Obviously Riyadh is a very big change from rural Ireland , everything from the climate to the culture, to social norms, yes it was a culture sock but somewhat lessened by my previous experience in the region, the heat takes some time to get used of, and also adapting to the social and cultural norms here, as that is obviously very different than home, the city is expanding at a fast rate and Saudi Arabia is in a massive growth and development stage both economically but also I feel socially, it’s a very interesting time to be right now, and obviously being away from family is tough also…..
Do you think you were fully prepared for what awaited you in Saudi Arabia? If you could, would you change some decisions/preparations you made?
As I said previously, I was better prepared than most given my previous work in the region, and I did research on the cultural aspects of Saudi, though I guess it still doesn’t fully prepare you for it, so I was happy enough with the preparation I had, I also spoke to colleagues of mine who lived and worked in the Kingdom previously which I found very helpful
Every expat knows that expat life comes with some hilarious anecdotes and funny experiences. Care to share one with us?
In my first few weeks in Riyadh, I and some of my colleagues were staying in a small Hotel in Riyadh (shall remain nameless), It was, shall we say, basic enough, staff were friendly and it was clean etc. One morning while we were leaving for work, one of my colleagues asked the front desk manager in an audible voice? “Can you please have my room cleaned today?” to which he received a response, “of course not, we cleaned it yesterday”, added to also having to come down to reception to acquire toilet tissue which one ran out….
Which three tips would you like to give future expats before they embark on their new life in Saudi Arabia?
      - Do your research, find out about the culture and social norms as that will help you adapt in the early days and will help you to remember that it’s you that has to adapt to Saudi culture, rather than the other way around….
-     - Be open to new experiences and meeting new people, Saudi’s are friendly people and Riyadh has many different nationalities living here, an open mind will get you places and win you many friends….
      - Learn to be patient, work and life operate at a different pace here and decisions are made in a different way, but patience will really help you….
How is the expat community in Saudi Arabia? Did you have a hard time finding like-minded people or fellow expats?
There is a very active ex-pat community in Riyadh in fact, as there are quite a lot of ex-pats living and working here, in the Health, Education, Finance, Engineering and Construction Sectors. Riyadh also has a Diplomatic quarter where almost many nations have their embassies, you need to connect with people to create a network here but its very open and people are very willing to allow in join their groups and get involved, there are various social and sporting activities organized through ex-pat groups and societies and InterNations and similar networks are developing all the time also, the key is you must seek out these people and don’t be a stranger…
How would you summarize your expat life in Saudi Arabia in a single, catchy sentence?
“It’s a long way to go for a sun tan but it open your mind and you discover a lot about the bigger world out there and even about yourself and what you are capable of”
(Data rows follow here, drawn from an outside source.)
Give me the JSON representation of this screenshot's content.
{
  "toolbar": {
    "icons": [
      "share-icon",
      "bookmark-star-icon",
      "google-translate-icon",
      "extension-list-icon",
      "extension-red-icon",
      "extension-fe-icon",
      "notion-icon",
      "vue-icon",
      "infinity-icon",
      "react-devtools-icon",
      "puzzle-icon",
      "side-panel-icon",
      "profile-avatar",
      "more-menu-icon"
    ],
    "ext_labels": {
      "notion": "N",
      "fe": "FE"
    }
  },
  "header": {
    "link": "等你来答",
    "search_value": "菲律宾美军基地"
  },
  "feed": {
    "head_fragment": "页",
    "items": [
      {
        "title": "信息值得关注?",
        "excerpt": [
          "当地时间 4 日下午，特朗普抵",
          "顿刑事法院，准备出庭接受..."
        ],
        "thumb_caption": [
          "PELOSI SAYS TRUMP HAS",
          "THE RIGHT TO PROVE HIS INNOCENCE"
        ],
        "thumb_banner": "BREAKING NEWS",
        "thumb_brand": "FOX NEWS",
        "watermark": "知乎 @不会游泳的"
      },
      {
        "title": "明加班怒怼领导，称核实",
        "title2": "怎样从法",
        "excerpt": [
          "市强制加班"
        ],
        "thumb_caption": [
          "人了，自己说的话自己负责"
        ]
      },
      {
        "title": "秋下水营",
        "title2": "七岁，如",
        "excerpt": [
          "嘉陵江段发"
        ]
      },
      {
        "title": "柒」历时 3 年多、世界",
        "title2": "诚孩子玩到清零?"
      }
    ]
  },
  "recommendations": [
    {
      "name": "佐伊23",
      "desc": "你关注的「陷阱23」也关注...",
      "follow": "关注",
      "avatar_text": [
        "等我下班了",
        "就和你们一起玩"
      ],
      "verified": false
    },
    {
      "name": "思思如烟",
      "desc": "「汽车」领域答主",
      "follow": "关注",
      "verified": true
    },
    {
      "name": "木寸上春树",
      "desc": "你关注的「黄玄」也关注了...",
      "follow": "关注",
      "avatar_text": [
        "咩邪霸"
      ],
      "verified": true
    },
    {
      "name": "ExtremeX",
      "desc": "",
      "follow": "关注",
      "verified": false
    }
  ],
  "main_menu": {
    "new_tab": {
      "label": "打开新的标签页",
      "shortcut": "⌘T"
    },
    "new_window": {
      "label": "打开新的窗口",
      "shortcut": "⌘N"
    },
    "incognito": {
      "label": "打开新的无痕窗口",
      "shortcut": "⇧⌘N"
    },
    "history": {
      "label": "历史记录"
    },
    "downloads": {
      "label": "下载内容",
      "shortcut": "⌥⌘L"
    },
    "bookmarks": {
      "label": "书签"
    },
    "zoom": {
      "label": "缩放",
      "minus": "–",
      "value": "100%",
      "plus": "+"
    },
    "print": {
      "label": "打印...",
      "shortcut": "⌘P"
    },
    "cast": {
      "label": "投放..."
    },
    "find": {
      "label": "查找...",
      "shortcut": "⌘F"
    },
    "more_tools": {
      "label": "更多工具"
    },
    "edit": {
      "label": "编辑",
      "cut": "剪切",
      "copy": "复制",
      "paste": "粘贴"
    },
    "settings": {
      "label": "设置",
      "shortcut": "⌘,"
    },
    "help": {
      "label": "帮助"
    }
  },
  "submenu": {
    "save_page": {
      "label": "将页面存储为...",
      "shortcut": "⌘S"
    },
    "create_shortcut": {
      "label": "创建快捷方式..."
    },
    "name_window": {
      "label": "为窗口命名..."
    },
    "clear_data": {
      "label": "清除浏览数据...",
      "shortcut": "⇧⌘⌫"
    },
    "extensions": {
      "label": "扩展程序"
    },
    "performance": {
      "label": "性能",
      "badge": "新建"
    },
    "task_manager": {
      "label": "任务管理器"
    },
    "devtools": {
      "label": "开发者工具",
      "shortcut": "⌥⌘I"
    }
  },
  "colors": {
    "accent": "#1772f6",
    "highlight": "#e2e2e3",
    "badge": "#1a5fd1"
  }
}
Thursday, 8 November 2012

Short Video Report of Life on Tarin Kowt Military Base, Afghanistan

A colleague of mine flagged this U-Tube Video today so I decided I would post it to the Blog,

Its an Australian TV Report on some of the facilities on the Military Base in Tarin Kowt, Uruzgan, Afgahnistan, where those of you who read the blog know that I was based last year for a time, It gives a short tour of some of the facilities (they're aren't really that many) and may help you to visualise what life is like on base for a soldier and indeed a contractor, It very much focusses on the socila aspects of the base rather than the Military, but interesting none the less.........